**Task requirements**
This exercise calls for all the entries that follow to be set down exactly, without their images.
Supplied data section start
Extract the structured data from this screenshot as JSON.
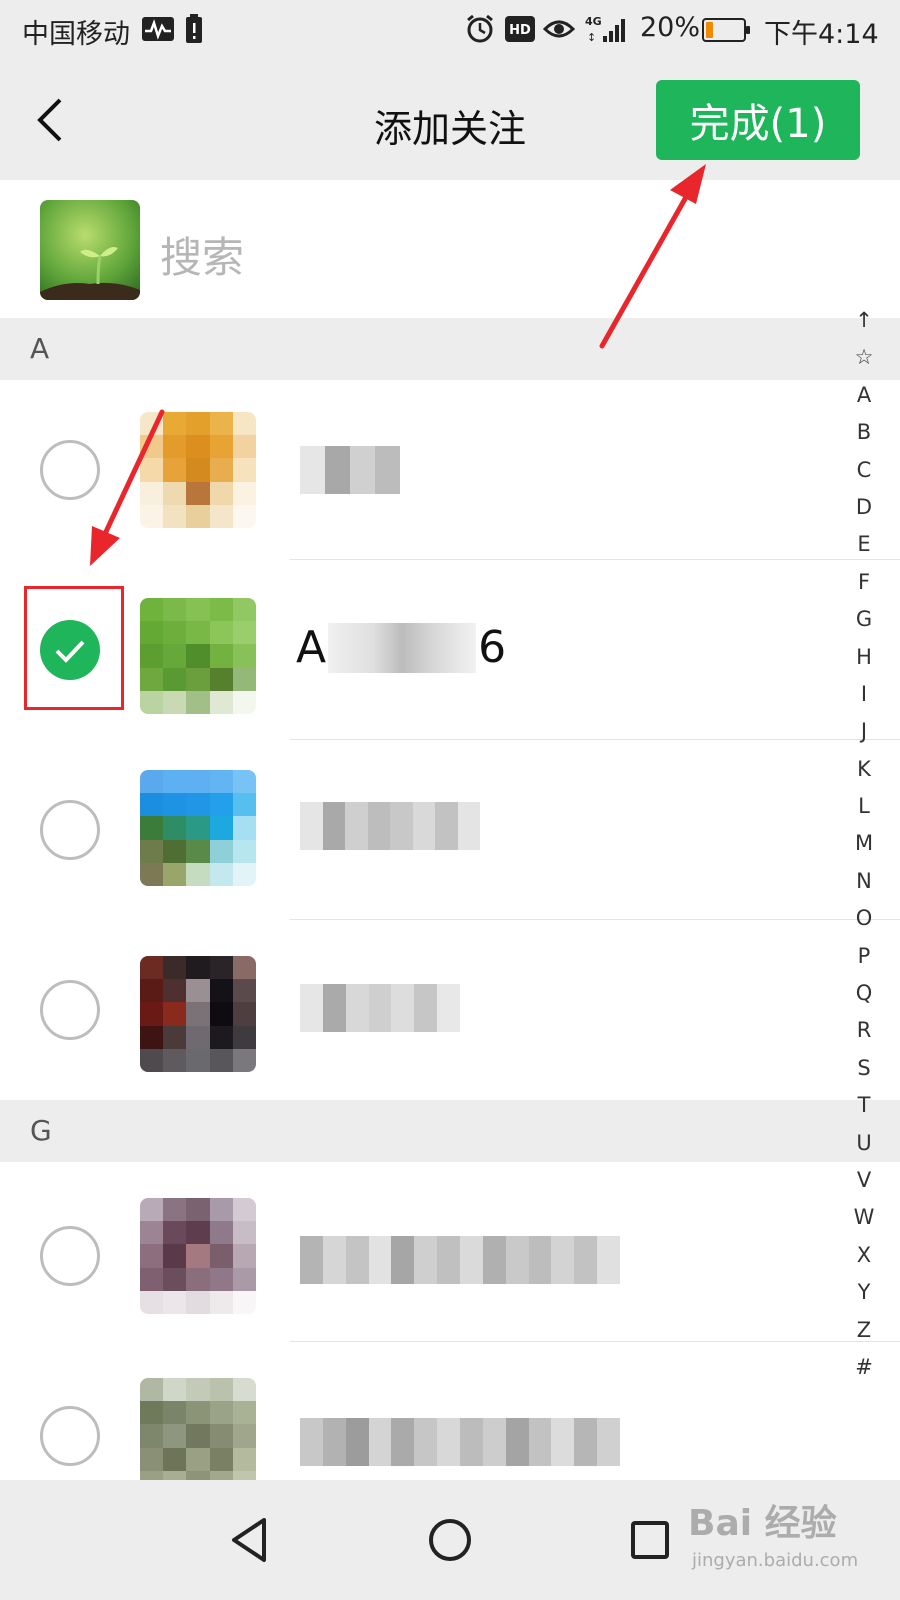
{
  "status_bar": {
    "carrier": "中国移动",
    "network": "4G",
    "battery_percent": "20%",
    "battery_level": 0.2,
    "time": "下午4:14",
    "icons": [
      "activity-icon",
      "sim-alert-icon",
      "alarm-icon",
      "hd-icon",
      "eye-icon",
      "signal-icon"
    ]
  },
  "navbar": {
    "back_icon": "chevron-left-icon",
    "title": "添加关注",
    "done_label": "完成(1)",
    "accent_color": "#1fb55a"
  },
  "search": {
    "placeholder": "搜索"
  },
  "sections": [
    {
      "letter": "A",
      "contacts": [
        {
          "checked": false,
          "name": ""
        },
        {
          "checked": true,
          "name_prefix": "A",
          "name_suffix": "6"
        },
        {
          "checked": false,
          "name": ""
        },
        {
          "checked": false,
          "name": ""
        }
      ]
    },
    {
      "letter": "G",
      "contacts": [
        {
          "checked": false,
          "name": ""
        },
        {
          "checked": false,
          "name": ""
        }
      ]
    }
  ],
  "index_bar": [
    "↑",
    "☆",
    "A",
    "B",
    "C",
    "D",
    "E",
    "F",
    "G",
    "H",
    "I",
    "J",
    "K",
    "L",
    "M",
    "N",
    "O",
    "P",
    "Q",
    "R",
    "S",
    "T",
    "U",
    "V",
    "W",
    "X",
    "Y",
    "Z",
    "#"
  ],
  "annotation": {
    "color": "#e8262b"
  },
  "watermark": {
    "logo": "Bai 经验",
    "url": "jingyan.baidu.com"
  }
}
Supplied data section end
**Exercise output**
Extract the structured data from this screenshot as JSON.
{
  "status_bar": {
    "carrier": "中国移动",
    "network": "4G",
    "battery_percent": "20%",
    "battery_level": 0.2,
    "time": "下午4:14",
    "icons": [
      "activity-icon",
      "sim-alert-icon",
      "alarm-icon",
      "hd-icon",
      "eye-icon",
      "signal-icon"
    ]
  },
  "navbar": {
    "back_icon": "chevron-left-icon",
    "title": "添加关注",
    "done_label": "完成(1)",
    "accent_color": "#1fb55a"
  },
  "search": {
    "placeholder": "搜索"
  },
  "sections": [
    {
      "letter": "A",
      "contacts": [
        {
          "checked": false,
          "name": ""
        },
        {
          "checked": true,
          "name_prefix": "A",
          "name_suffix": "6"
        },
        {
          "checked": false,
          "name": ""
        },
        {
          "checked": false,
          "name": ""
        }
      ]
    },
    {
      "letter": "G",
      "contacts": [
        {
          "checked": false,
          "name": ""
        },
        {
          "checked": false,
          "name": ""
        }
      ]
    }
  ],
  "index_bar": [
    "↑",
    "☆",
    "A",
    "B",
    "C",
    "D",
    "E",
    "F",
    "G",
    "H",
    "I",
    "J",
    "K",
    "L",
    "M",
    "N",
    "O",
    "P",
    "Q",
    "R",
    "S",
    "T",
    "U",
    "V",
    "W",
    "X",
    "Y",
    "Z",
    "#"
  ],
  "annotation": {
    "color": "#e8262b"
  },
  "watermark": {
    "logo": "Bai 经验",
    "url": "jingyan.baidu.com"
  }
}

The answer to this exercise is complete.